======== Records to use ========

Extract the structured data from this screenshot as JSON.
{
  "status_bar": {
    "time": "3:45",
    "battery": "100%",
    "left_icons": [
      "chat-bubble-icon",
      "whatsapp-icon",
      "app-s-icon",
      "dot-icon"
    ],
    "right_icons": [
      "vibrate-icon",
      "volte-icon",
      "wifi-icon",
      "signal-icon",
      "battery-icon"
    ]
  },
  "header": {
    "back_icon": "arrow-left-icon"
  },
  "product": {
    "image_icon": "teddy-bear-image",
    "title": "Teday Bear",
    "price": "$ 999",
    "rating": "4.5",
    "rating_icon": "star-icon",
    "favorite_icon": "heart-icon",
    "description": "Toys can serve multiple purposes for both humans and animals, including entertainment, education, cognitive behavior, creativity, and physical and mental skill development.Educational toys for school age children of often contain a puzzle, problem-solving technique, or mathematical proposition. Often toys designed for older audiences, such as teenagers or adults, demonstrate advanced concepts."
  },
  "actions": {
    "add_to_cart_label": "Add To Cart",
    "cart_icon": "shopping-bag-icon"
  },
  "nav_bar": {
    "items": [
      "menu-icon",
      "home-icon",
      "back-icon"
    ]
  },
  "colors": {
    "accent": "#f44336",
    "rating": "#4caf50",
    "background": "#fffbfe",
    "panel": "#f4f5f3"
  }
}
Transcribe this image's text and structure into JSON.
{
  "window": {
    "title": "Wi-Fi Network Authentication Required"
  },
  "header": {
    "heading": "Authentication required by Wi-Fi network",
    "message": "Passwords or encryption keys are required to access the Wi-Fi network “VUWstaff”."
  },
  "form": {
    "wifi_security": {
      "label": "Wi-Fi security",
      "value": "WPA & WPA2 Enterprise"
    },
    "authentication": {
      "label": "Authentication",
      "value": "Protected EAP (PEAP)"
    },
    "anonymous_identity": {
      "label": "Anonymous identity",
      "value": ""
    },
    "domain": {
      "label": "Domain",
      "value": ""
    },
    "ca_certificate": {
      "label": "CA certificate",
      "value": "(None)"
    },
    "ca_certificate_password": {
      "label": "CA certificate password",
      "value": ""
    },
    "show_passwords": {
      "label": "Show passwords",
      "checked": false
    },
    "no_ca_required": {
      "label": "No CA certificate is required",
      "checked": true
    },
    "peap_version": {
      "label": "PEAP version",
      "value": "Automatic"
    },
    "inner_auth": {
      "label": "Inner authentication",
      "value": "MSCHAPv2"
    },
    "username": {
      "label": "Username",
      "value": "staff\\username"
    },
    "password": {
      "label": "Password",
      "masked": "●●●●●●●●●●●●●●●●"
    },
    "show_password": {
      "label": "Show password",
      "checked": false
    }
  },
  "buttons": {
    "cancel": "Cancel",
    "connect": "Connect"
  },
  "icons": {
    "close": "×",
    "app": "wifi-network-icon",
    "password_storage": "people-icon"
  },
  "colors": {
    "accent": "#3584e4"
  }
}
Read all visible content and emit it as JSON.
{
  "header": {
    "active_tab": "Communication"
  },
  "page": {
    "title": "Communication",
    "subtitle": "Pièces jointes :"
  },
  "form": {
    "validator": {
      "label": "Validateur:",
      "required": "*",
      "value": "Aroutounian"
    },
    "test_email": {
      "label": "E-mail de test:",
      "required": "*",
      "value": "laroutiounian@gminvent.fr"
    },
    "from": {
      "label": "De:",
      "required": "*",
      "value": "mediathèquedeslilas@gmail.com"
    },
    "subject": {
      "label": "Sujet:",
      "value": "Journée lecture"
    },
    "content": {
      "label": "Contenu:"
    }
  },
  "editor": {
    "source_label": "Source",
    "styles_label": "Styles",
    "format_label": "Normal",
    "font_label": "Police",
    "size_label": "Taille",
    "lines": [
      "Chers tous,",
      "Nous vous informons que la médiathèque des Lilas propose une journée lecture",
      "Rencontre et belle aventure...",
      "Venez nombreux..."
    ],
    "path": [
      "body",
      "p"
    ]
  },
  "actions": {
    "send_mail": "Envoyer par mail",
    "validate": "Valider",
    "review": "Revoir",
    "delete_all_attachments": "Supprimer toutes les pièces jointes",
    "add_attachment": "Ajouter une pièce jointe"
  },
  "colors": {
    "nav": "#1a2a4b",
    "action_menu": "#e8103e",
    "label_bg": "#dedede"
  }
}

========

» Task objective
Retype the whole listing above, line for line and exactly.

» Response
Extract the structured data from this screenshot as JSON.
{
  "status_bar": {
    "time": "3:45",
    "battery": "100%",
    "left_icons": [
      "chat-bubble-icon",
      "whatsapp-icon",
      "app-s-icon",
      "dot-icon"
    ],
    "right_icons": [
      "vibrate-icon",
      "volte-icon",
      "wifi-icon",
      "signal-icon",
      "battery-icon"
    ]
  },
  "header": {
    "back_icon": "arrow-left-icon"
  },
  "product": {
    "image_icon": "teddy-bear-image",
    "title": "Teday Bear",
    "price": "$ 999",
    "rating": "4.5",
    "rating_icon": "star-icon",
    "favorite_icon": "heart-icon",
    "description": "Toys can serve multiple purposes for both humans and animals, including entertainment, education, cognitive behavior, creativity, and physical and mental skill development.Educational toys for school age children of often contain a puzzle, problem-solving technique, or mathematical proposition. Often toys designed for older audiences, such as teenagers or adults, demonstrate advanced concepts."
  },
  "actions": {
    "add_to_cart_label": "Add To Cart",
    "cart_icon": "shopping-bag-icon"
  },
  "nav_bar": {
    "items": [
      "menu-icon",
      "home-icon",
      "back-icon"
    ]
  },
  "colors": {
    "accent": "#f44336",
    "rating": "#4caf50",
    "background": "#fffbfe",
    "panel": "#f4f5f3"
  }
}
Transcribe this image's text and structure into JSON.
{
  "window": {
    "title": "Wi-Fi Network Authentication Required"
  },
  "header": {
    "heading": "Authentication required by Wi-Fi network",
    "message": "Passwords or encryption keys are required to access the Wi-Fi network “VUWstaff”."
  },
  "form": {
    "wifi_security": {
      "label": "Wi-Fi security",
      "value": "WPA & WPA2 Enterprise"
    },
    "authentication": {
      "label": "Authentication",
      "value": "Protected EAP (PEAP)"
    },
    "anonymous_identity": {
      "label": "Anonymous identity",
      "value": ""
    },
    "domain": {
      "label": "Domain",
      "value": ""
    },
    "ca_certificate": {
      "label": "CA certificate",
      "value": "(None)"
    },
    "ca_certificate_password": {
      "label": "CA certificate password",
      "value": ""
    },
    "show_passwords": {
      "label": "Show passwords",
      "checked": false
    },
    "no_ca_required": {
      "label": "No CA certificate is required",
      "checked": true
    },
    "peap_version": {
      "label": "PEAP version",
      "value": "Automatic"
    },
    "inner_auth": {
      "label": "Inner authentication",
      "value": "MSCHAPv2"
    },
    "username": {
      "label": "Username",
      "value": "staff\\username"
    },
    "password": {
      "label": "Password",
      "masked": "●●●●●●●●●●●●●●●●"
    },
    "show_password": {
      "label": "Show password",
      "checked": false
    }
  },
  "buttons": {
    "cancel": "Cancel",
    "connect": "Connect"
  },
  "icons": {
    "close": "×",
    "app": "wifi-network-icon",
    "password_storage": "people-icon"
  },
  "colors": {
    "accent": "#3584e4"
  }
}
Read all visible content and emit it as JSON.
{
  "header": {
    "active_tab": "Communication"
  },
  "page": {
    "title": "Communication",
    "subtitle": "Pièces jointes :"
  },
  "form": {
    "validator": {
      "label": "Validateur:",
      "required": "*",
      "value": "Aroutounian"
    },
    "test_email": {
      "label": "E-mail de test:",
      "required": "*",
      "value": "laroutiounian@gminvent.fr"
    },
    "from": {
      "label": "De:",
      "required": "*",
      "value": "mediathèquedeslilas@gmail.com"
    },
    "subject": {
      "label": "Sujet:",
      "value": "Journée lecture"
    },
    "content": {
      "label": "Contenu:"
    }
  },
  "editor": {
    "source_label": "Source",
    "styles_label": "Styles",
    "format_label": "Normal",
    "font_label": "Police",
    "size_label": "Taille",
    "lines": [
      "Chers tous,",
      "Nous vous informons que la médiathèque des Lilas propose une journée lecture",
      "Rencontre et belle aventure...",
      "Venez nombreux..."
    ],
    "path": [
      "body",
      "p"
    ]
  },
  "actions": {
    "send_mail": "Envoyer par mail",
    "validate": "Valider",
    "review": "Revoir",
    "delete_all_attachments": "Supprimer toutes les pièces jointes",
    "add_attachment": "Ajouter une pièce jointe"
  },
  "colors": {
    "nav": "#1a2a4b",
    "action_menu": "#e8103e",
    "label_bg": "#dedede"
  }
}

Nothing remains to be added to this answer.